“Huh. Am I playing a goose or a cat?” That’s what I asked myself as I stole hats, locked humans in tight spaces, and broke a fancy vase in House House’s popular Untitled Goose Game.
The player character is a goose with a to-do list that guides us through various hijinks, all of which are a great annoyance to the people living in this small town. Controls are simple: you can run, grab things, and honk to surprise humans or call attention to yourself. The goal is to complete items on the to-do list to move on to the next stage.
Each area of the game (the garden, the high street, etc.) is a self-contained stage, but as each new one is unlocked, you can roam freely between them. The game “ends” with a rather clever escape through the entire village back to the starting point. However, you can keep playing after the credits roll, thanks to the reveal of new lists with new goals.

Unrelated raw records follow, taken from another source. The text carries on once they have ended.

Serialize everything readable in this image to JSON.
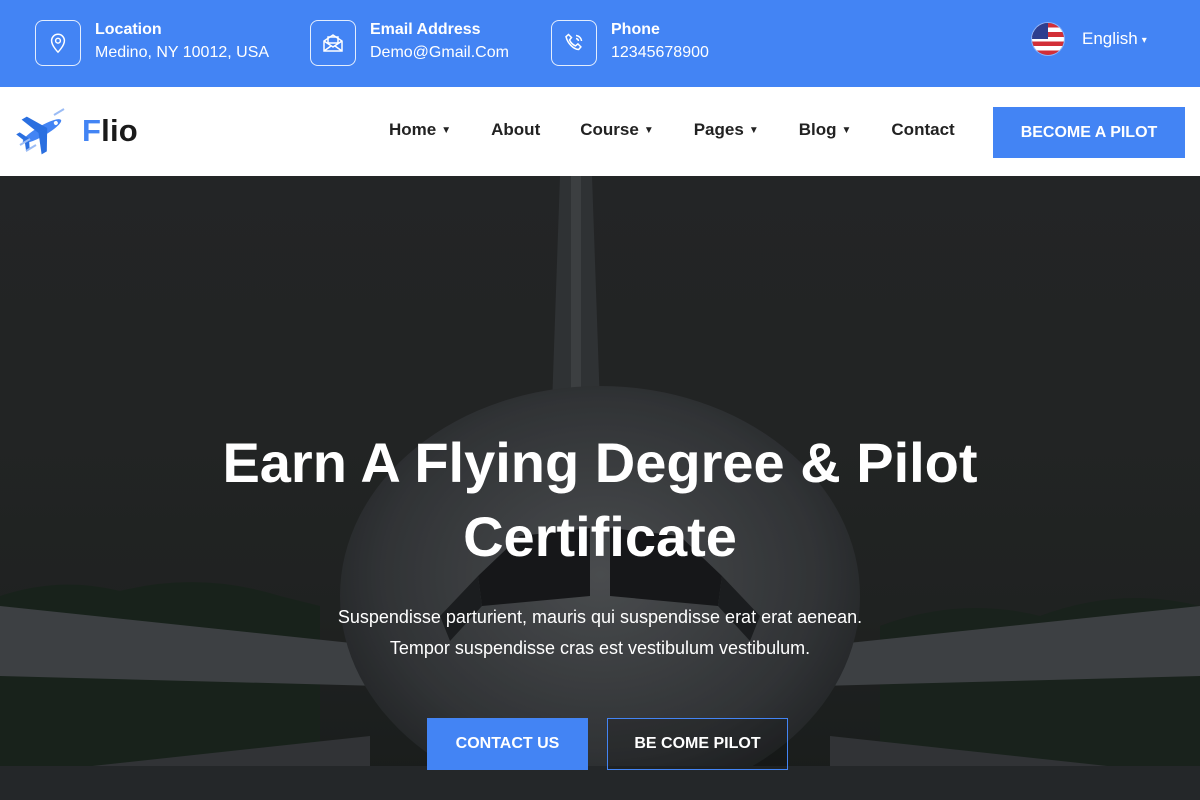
{
  "topbar": {
    "location": {
      "label": "Location",
      "value": "Medino, NY 10012, USA",
      "icon": "map-pin-icon"
    },
    "email": {
      "label": "Email Address",
      "value": "Demo@Gmail.Com",
      "icon": "envelope-icon"
    },
    "phone": {
      "label": "Phone",
      "value": "12345678900",
      "icon": "phone-icon"
    },
    "language": {
      "selected": "English",
      "flag": "us-flag-icon"
    }
  },
  "brand": {
    "name_first": "F",
    "name_rest": "lio"
  },
  "nav": {
    "items": [
      {
        "label": "Home",
        "has_dropdown": true
      },
      {
        "label": "About",
        "has_dropdown": false
      },
      {
        "label": "Course",
        "has_dropdown": true
      },
      {
        "label": "Pages",
        "has_dropdown": true
      },
      {
        "label": "Blog",
        "has_dropdown": true
      },
      {
        "label": "Contact",
        "has_dropdown": false
      }
    ],
    "cta_label": "BECOME A PILOT"
  },
  "hero": {
    "title_line1": "Earn A Flying Degree & Pilot",
    "title_line2": "Certificate",
    "subtitle_line1": "Suspendisse parturient, mauris qui suspendisse erat erat aenean.",
    "subtitle_line2": "Tempor suspendisse cras est vestibulum vestibulum.",
    "primary_button": "CONTACT US",
    "secondary_button": "BE COME PILOT"
  },
  "colors": {
    "accent": "#4384f4",
    "text_dark": "#222222",
    "hero_overlay": "#2a2c2c"
  }
}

Now, these list items are not only funny, but serve as puzzles. How do I get the gardener to put on his straw hat? The puzzles grow a tad more complex after the credits, when new activities are added, most of which require interaction between the different stages. As such, solving them grants even more satisfaction. It took me a while to figure out how I could get thrown over the fence; I grinned when I discovered the solution. Good puzzles make us feel smart.

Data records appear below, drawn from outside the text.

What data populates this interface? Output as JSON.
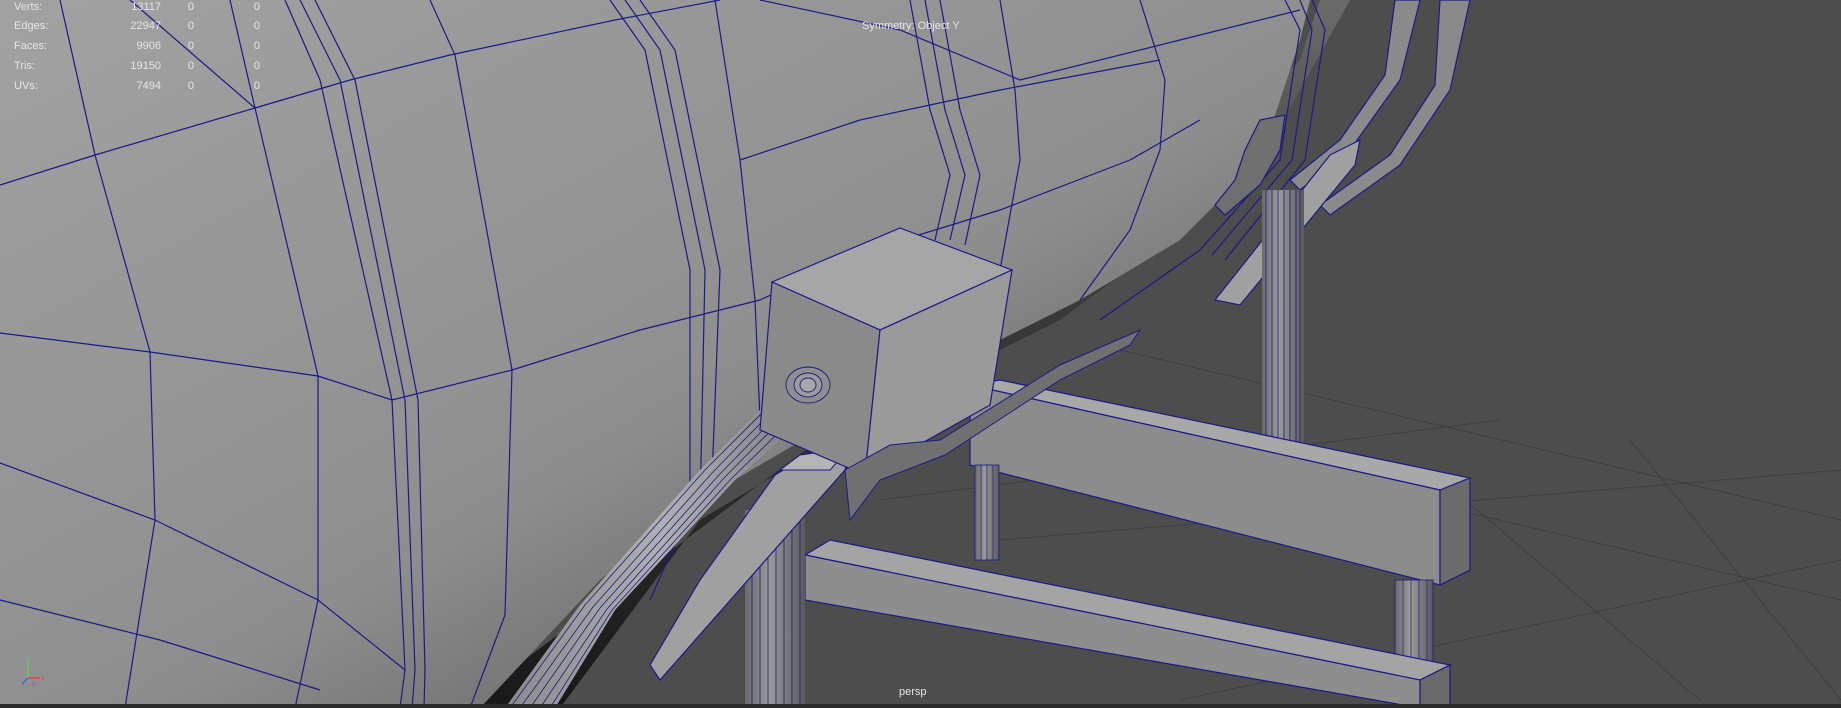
{
  "hud": {
    "rows": [
      {
        "label": "Verts:",
        "total": "13117",
        "selected": "0",
        "component": "0"
      },
      {
        "label": "Edges:",
        "total": "22947",
        "selected": "0",
        "component": "0"
      },
      {
        "label": "Faces:",
        "total": "9906",
        "selected": "0",
        "component": "0"
      },
      {
        "label": "Tris:",
        "total": "19150",
        "selected": "0",
        "component": "0"
      },
      {
        "label": "UVs:",
        "total": "7494",
        "selected": "0",
        "component": "0"
      }
    ]
  },
  "symmetry": "Symmetry: Object Y",
  "camera_name": "persp",
  "axis_labels": {
    "x": "x",
    "y": "y",
    "z": "z"
  },
  "colors": {
    "background": "#4d4d4d",
    "mesh_light": "#9d9d9d",
    "mesh_dark": "#2b2b2b",
    "wireframe": "#1a1a8a",
    "hud_text": "#e6e6e6"
  }
}
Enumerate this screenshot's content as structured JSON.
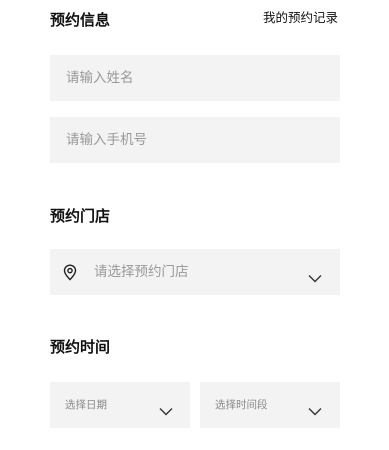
{
  "booking_info": {
    "title": "预约信息",
    "my_records_link": "我的预约记录",
    "name_placeholder": "请输入姓名",
    "phone_placeholder": "请输入手机号"
  },
  "store": {
    "title": "预约门店",
    "select_placeholder": "请选择预约门店",
    "icons": [
      "location-pin-icon",
      "chevron-down-icon"
    ]
  },
  "time": {
    "title": "预约时间",
    "date_placeholder": "选择日期",
    "slot_placeholder": "选择时间段"
  }
}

On the surface, this game seems to be about annoying humans and making their lives hell. It appears to lean into the “geese are assholes” stereotype. But if I switched the goose with a cat, would anyone notice the difference? Cats like myself are often accused of stealing precious possessions, sneaking into places they’re not wanted, and just being generally destructive. I remember a cat-simulator type of game that was about causing as much mayhem as possible in a given room.
As I thought about these similarities, it hit me: Untitled Goose Game is about prejudice. These is this sweet, little goose, just trying to go about its day, but humans keep getting in the way and chasing it off. The fact that so many players assume the animal is being bad exposes their prejudice toward us. We just want to check items off our lists.

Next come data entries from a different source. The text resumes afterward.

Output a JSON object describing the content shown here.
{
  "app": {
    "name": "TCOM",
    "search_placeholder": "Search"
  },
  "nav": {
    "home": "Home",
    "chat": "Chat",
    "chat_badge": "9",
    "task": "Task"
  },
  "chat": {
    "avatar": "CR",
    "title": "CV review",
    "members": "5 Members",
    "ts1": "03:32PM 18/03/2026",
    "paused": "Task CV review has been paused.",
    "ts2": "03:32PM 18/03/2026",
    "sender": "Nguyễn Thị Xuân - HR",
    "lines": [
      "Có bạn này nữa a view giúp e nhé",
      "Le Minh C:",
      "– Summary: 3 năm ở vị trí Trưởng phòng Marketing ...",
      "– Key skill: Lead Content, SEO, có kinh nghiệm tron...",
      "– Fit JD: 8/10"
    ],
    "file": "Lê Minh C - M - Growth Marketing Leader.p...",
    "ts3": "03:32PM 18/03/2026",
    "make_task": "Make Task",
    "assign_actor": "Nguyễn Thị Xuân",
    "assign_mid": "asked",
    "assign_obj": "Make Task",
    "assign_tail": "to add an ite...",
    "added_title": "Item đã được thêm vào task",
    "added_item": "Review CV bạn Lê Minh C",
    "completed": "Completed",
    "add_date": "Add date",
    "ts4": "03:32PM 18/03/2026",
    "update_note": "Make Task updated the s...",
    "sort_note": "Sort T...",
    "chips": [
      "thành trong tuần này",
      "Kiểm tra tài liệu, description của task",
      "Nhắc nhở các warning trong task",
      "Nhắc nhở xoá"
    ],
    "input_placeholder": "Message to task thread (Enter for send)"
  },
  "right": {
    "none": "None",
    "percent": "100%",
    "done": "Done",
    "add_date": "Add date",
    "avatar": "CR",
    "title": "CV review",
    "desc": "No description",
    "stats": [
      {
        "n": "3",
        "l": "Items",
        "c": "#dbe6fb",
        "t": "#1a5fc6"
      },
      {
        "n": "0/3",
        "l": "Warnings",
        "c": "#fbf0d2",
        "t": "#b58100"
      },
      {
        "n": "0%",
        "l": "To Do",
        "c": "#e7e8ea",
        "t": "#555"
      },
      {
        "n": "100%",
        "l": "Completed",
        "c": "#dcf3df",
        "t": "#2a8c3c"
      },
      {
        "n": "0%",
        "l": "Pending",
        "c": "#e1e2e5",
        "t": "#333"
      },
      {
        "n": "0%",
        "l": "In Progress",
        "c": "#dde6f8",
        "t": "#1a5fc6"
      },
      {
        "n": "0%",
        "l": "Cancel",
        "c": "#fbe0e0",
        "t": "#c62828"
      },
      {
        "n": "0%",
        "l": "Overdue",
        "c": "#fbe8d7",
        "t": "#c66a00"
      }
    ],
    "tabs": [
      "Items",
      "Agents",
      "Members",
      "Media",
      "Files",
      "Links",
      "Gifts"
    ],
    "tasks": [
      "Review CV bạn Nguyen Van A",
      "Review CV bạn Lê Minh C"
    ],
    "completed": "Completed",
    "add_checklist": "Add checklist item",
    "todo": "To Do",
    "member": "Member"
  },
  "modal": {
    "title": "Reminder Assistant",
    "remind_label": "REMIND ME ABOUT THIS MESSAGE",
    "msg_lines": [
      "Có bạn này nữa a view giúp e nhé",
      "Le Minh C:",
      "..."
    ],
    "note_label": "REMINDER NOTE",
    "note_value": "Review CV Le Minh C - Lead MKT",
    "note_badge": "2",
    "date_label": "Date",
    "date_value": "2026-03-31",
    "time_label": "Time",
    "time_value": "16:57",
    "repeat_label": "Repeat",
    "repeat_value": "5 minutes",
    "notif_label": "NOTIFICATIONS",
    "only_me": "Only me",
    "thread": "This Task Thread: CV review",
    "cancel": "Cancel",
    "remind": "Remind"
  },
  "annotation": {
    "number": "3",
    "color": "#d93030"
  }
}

For that revelatory experience or for the simple sake of having fun trapping a boy in a phone booth, give Untitled Goose Game a whirl. It only takes two to four hours to complete and it will leave you a better human for it.
Final rating: Three vases and a golden bell
⚱️⚱️⚱️ + 🔔